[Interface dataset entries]
#####

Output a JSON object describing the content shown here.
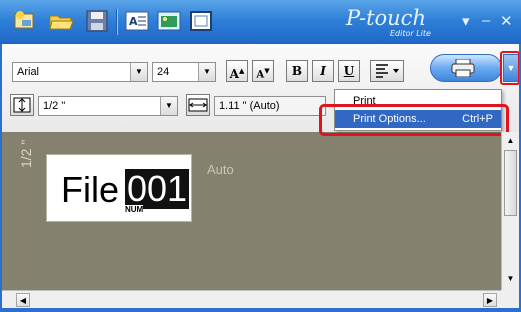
{
  "app": {
    "logo_text": "P-touch",
    "logo_sub": "Editor Lite",
    "window_controls": {
      "dropdown": "▾",
      "minimize": "–",
      "close": "✕"
    }
  },
  "titlebar_icons": [
    "new-label-icon",
    "open-folder-icon",
    "save-icon",
    "text-icon",
    "image-icon",
    "frame-icon"
  ],
  "font_row": {
    "font_name": "Arial",
    "font_size": "24",
    "size_up": "A",
    "size_down": "A",
    "bold": "B",
    "italic": "I",
    "underline": "U",
    "align_icon": "align-icon"
  },
  "tape_row": {
    "tape_width": "1/2 \"",
    "label_length": "1.11 \" (Auto)"
  },
  "print_menu": {
    "item_print": "Print",
    "item_print_options": "Print Options...",
    "item_print_options_shortcut": "Ctrl+P"
  },
  "canvas": {
    "tape_size_label": "1/2 \"",
    "length_label": "Auto",
    "label_text": "File",
    "number_text": "001",
    "number_tag": "NUM"
  },
  "colors": {
    "title_bar": "#2f80d8",
    "highlight_box": "#e0141e",
    "menu_selection": "#3168c4",
    "canvas_bg": "#84816f"
  }
}
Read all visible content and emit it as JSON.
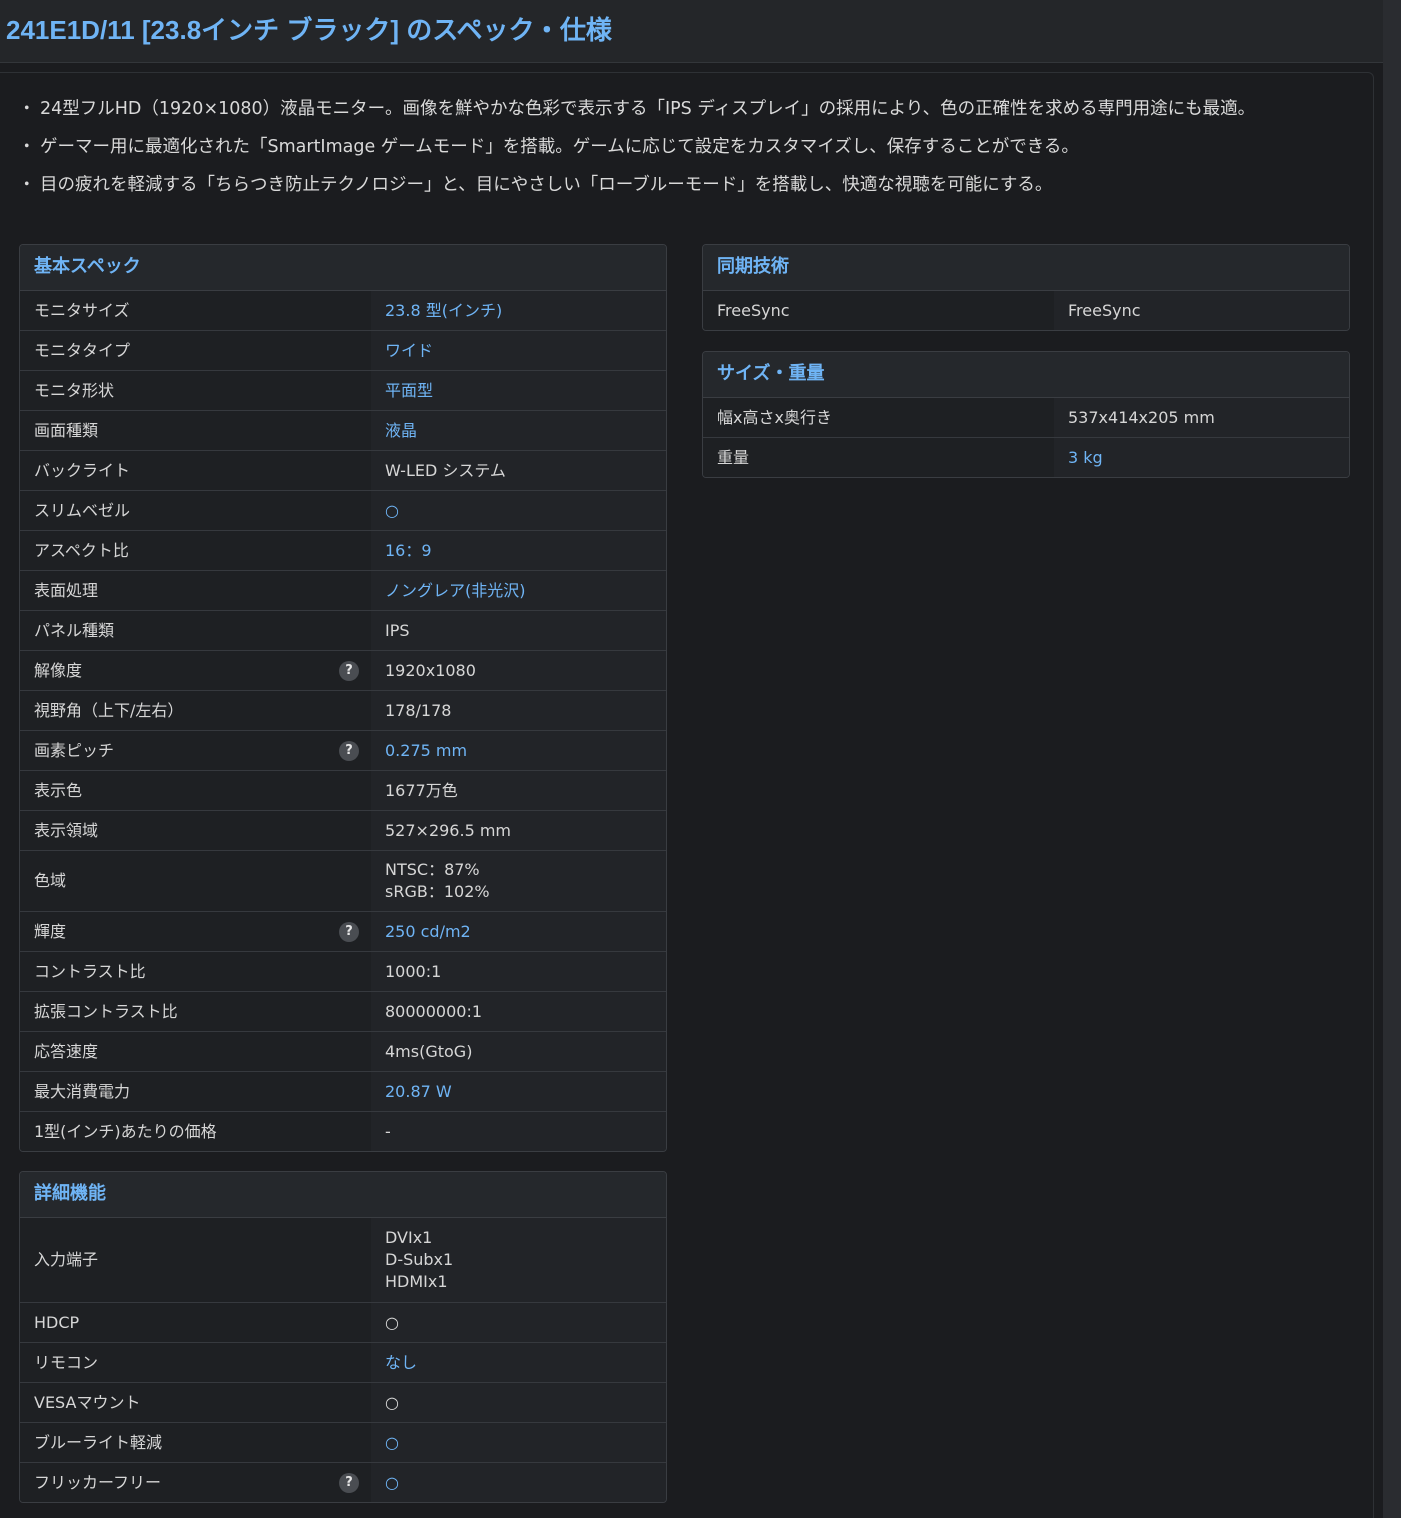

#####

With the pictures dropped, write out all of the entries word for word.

Output a JSON object describing the content shown here.
{
  "app": {
    "logo_text": "P-touch",
    "logo_sub": "Editor Lite",
    "window_controls": {
      "dropdown": "▾",
      "minimize": "–",
      "close": "✕"
    }
  },
  "titlebar_icons": [
    "new-label-icon",
    "open-folder-icon",
    "save-icon",
    "text-icon",
    "image-icon",
    "frame-icon"
  ],
  "font_row": {
    "font_name": "Arial",
    "font_size": "24",
    "size_up": "A",
    "size_down": "A",
    "bold": "B",
    "italic": "I",
    "underline": "U",
    "align_icon": "align-icon"
  },
  "tape_row": {
    "tape_width": "1/2 \"",
    "label_length": "1.11 \" (Auto)"
  },
  "print_menu": {
    "item_print": "Print",
    "item_print_options": "Print Options...",
    "item_print_options_shortcut": "Ctrl+P"
  },
  "canvas": {
    "tape_size_label": "1/2 \"",
    "length_label": "Auto",
    "label_text": "File",
    "number_text": "001",
    "number_tag": "NUM"
  },
  "colors": {
    "title_bar": "#2f80d8",
    "highlight_box": "#e0141e",
    "menu_selection": "#3168c4",
    "canvas_bg": "#84816f"
  }
}
Read all visible content and emit it as JSON.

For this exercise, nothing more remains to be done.